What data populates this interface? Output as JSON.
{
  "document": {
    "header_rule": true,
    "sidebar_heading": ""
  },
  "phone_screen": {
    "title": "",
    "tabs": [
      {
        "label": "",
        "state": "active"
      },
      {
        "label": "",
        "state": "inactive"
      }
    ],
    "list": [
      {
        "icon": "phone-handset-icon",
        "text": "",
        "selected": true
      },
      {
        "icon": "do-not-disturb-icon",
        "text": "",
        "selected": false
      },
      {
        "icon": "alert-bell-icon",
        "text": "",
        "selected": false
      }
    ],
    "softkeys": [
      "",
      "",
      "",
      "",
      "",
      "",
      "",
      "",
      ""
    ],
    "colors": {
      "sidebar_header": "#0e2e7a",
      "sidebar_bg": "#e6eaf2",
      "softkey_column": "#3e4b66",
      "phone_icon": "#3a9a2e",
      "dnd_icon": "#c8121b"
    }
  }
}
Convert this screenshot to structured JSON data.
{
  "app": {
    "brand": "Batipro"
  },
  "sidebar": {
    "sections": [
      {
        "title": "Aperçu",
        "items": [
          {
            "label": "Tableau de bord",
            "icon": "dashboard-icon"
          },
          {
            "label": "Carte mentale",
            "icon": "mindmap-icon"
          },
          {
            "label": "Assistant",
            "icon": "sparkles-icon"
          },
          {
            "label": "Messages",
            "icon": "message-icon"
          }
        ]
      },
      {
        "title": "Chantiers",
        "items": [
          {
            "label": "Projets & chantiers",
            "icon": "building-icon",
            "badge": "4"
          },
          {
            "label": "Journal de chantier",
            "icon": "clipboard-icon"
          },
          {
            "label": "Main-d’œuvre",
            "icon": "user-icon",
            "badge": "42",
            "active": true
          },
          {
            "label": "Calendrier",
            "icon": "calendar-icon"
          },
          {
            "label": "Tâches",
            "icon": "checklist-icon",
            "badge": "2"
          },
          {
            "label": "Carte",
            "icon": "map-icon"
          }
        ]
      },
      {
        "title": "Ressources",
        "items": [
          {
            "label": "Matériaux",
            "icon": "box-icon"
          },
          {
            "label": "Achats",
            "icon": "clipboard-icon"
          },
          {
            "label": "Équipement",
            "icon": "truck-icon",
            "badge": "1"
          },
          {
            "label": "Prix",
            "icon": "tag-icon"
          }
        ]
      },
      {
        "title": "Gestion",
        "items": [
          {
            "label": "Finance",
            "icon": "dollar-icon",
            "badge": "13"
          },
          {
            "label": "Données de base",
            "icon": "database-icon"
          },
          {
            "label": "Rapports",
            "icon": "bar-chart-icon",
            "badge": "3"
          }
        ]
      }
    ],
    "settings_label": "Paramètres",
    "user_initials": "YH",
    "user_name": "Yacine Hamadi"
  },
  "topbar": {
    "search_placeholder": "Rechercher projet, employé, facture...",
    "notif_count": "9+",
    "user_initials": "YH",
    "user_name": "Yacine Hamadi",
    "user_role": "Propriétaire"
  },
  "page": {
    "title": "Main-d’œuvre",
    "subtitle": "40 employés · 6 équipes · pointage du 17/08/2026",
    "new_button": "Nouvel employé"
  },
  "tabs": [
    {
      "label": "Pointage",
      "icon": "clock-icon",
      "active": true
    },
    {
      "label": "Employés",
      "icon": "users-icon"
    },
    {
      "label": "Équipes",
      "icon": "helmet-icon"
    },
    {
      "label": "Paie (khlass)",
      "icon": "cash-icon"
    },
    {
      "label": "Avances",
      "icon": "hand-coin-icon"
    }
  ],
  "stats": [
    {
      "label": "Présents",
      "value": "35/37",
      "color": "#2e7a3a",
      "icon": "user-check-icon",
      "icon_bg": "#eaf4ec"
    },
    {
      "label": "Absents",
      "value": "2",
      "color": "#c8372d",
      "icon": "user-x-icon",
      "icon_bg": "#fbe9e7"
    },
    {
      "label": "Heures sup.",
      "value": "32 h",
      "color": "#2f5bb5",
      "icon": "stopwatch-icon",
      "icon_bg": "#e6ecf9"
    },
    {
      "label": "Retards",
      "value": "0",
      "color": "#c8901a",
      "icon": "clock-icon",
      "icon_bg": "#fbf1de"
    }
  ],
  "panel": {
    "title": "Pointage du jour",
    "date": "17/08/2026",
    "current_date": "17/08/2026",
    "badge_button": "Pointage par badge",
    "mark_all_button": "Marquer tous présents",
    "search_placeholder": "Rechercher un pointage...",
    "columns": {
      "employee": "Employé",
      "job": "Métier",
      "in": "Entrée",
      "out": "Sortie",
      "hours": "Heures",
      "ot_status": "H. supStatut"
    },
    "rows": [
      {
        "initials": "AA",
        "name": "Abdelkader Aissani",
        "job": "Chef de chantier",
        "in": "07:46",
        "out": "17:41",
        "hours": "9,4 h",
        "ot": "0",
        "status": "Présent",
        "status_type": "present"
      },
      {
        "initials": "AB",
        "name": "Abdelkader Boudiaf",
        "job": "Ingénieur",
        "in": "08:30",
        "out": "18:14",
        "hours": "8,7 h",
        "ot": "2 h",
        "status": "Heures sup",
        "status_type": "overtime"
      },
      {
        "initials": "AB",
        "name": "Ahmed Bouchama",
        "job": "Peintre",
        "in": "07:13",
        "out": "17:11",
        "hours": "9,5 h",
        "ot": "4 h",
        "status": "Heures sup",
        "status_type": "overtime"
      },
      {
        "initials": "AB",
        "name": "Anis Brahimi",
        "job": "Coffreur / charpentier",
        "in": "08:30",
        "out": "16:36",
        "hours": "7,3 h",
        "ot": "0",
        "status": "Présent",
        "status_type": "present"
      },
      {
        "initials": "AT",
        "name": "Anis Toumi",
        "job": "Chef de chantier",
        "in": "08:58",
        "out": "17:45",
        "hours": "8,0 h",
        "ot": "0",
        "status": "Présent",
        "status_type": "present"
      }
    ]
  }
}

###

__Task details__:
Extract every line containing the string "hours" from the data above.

__Result below__:
      "hours": "Heures",
        "hours": "9,4 h",
        "hours": "8,7 h",
        "hours": "9,5 h",
        "hours": "7,3 h",
        "hours": "8,0 h",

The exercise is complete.